The auditors report shows the city headed into the 2012/2013 fiscal year over $1 million in the red, rather than the $500,000 deficit that had been reported to the council when it adopted the city budget for the current fiscal year.
Concern Over the Numbers
The wide swing in the information caused concern among council members.
“These kinds of wide variations do not give much confidence in the numbers,” said Councilman Russell Betts during the meeting. “I can understand if the numbers are off by a half percent when reconciled, but these are very wide swings.”
Looking ahead to next year and in face of the auditors report, City Manager Rick Daniels finally acknowledged a serious budget problem needs to be addressed.
“If we don’t reduce expenditures and revenues come in at about what they were last year, then through fiscal year 2013/2014 we will have to use reserves,” said City Manager Rick Daniels.
Fees and Taxes Going UP
Daniels admitted the city will be digging into reserves by a factor of more than 50 percent. City reserves were $5 million dollars. Daniels projects a $3 million deficit heading into the 2013/2014 fiscal year if no spending reductions are made.
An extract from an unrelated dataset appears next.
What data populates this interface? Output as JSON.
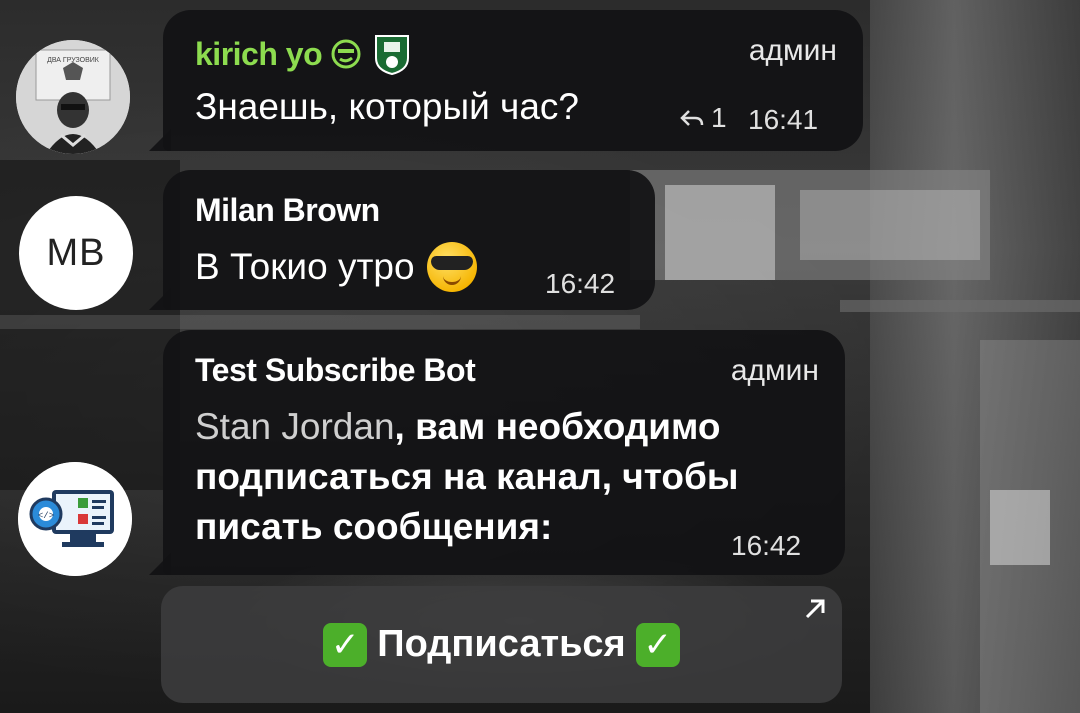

He said the city could end up using $3 million of the reserves to make it through the coming fiscal year.
“The serious problem doesn’t hit us until 2014/2015,” said Daniels. “But we need to be taking actions now to make sure that’s a soft landing, that we don’t continue spending without new revenue.”
To deal with the budget shortfall, the city manager plans to make it more expensive to do business in the city.
“One of the things we are looking at and we see a major area to improve is to revise the fee study, that we are fully recovering those costs,” he said.
Daniels was referencing the cost for city business licenses, processing permits for city events and other fees.
And he raised the prospect of new taxes.
“We are going to be looking at every new revenue source and we may be asking for tax options later on.”
With a looming and serious budget crisis that everyone agrees is coming in 2014, “later on” for new taxes may be sooner rather than later.
For over 40 years Dean has been published in a variety of small newspapers and magazines. As publisher he founded an alternative city weekly newspaper in 2008 and published over 200 uninterrupted issues over 4 years to over 20,000 readers via 800 locations (and online) before selling the business.
Dean is a Master Carpenter and the author of the biography of Hilda M Gray, desert homesteader.
In 2014 he was appointed Planning Commissioner for the city of Desert Hot Springs, California.
Dean M Gray is a member of the Society of Professional Journalists and Investigative Reporters and Editors and lives in Desert Hot Springs, California.